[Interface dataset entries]
>>
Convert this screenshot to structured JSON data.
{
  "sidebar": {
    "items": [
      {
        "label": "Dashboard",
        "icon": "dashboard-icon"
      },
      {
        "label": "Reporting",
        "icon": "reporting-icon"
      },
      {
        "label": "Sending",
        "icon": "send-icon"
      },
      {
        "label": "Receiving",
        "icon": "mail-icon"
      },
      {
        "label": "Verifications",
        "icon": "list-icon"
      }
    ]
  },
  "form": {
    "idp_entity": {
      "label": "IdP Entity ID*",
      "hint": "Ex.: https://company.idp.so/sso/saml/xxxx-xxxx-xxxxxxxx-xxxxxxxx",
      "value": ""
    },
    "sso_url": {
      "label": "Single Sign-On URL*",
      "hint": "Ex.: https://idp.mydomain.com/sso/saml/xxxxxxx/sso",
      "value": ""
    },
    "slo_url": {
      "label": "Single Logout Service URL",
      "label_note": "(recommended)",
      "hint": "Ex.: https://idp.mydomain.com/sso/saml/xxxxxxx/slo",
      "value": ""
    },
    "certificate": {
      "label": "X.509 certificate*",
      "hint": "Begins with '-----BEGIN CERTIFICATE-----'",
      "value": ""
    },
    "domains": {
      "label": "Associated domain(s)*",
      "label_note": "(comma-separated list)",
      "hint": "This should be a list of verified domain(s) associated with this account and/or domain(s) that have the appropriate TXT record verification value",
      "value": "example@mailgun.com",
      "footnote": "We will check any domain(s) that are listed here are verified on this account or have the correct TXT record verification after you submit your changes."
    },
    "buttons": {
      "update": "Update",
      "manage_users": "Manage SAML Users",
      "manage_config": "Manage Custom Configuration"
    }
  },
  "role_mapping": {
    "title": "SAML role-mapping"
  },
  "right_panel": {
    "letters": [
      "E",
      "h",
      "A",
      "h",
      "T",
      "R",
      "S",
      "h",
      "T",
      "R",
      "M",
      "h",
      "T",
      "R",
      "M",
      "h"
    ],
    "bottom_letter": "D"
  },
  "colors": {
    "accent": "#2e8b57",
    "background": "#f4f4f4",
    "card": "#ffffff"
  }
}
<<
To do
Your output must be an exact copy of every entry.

Response area
Convert this screenshot to structured JSON data.
{
  "sidebar": {
    "items": [
      {
        "label": "Dashboard",
        "icon": "dashboard-icon"
      },
      {
        "label": "Reporting",
        "icon": "reporting-icon"
      },
      {
        "label": "Sending",
        "icon": "send-icon"
      },
      {
        "label": "Receiving",
        "icon": "mail-icon"
      },
      {
        "label": "Verifications",
        "icon": "list-icon"
      }
    ]
  },
  "form": {
    "idp_entity": {
      "label": "IdP Entity ID*",
      "hint": "Ex.: https://company.idp.so/sso/saml/xxxx-xxxx-xxxxxxxx-xxxxxxxx",
      "value": ""
    },
    "sso_url": {
      "label": "Single Sign-On URL*",
      "hint": "Ex.: https://idp.mydomain.com/sso/saml/xxxxxxx/sso",
      "value": ""
    },
    "slo_url": {
      "label": "Single Logout Service URL",
      "label_note": "(recommended)",
      "hint": "Ex.: https://idp.mydomain.com/sso/saml/xxxxxxx/slo",
      "value": ""
    },
    "certificate": {
      "label": "X.509 certificate*",
      "hint": "Begins with '-----BEGIN CERTIFICATE-----'",
      "value": ""
    },
    "domains": {
      "label": "Associated domain(s)*",
      "label_note": "(comma-separated list)",
      "hint": "This should be a list of verified domain(s) associated with this account and/or domain(s) that have the appropriate TXT record verification value",
      "value": "example@mailgun.com",
      "footnote": "We will check any domain(s) that are listed here are verified on this account or have the correct TXT record verification after you submit your changes."
    },
    "buttons": {
      "update": "Update",
      "manage_users": "Manage SAML Users",
      "manage_config": "Manage Custom Configuration"
    }
  },
  "role_mapping": {
    "title": "SAML role-mapping"
  },
  "right_panel": {
    "letters": [
      "E",
      "h",
      "A",
      "h",
      "T",
      "R",
      "S",
      "h",
      "T",
      "R",
      "M",
      "h",
      "T",
      "R",
      "M",
      "h"
    ],
    "bottom_letter": "D"
  },
  "colors": {
    "accent": "#2e8b57",
    "background": "#f4f4f4",
    "card": "#ffffff"
  }
}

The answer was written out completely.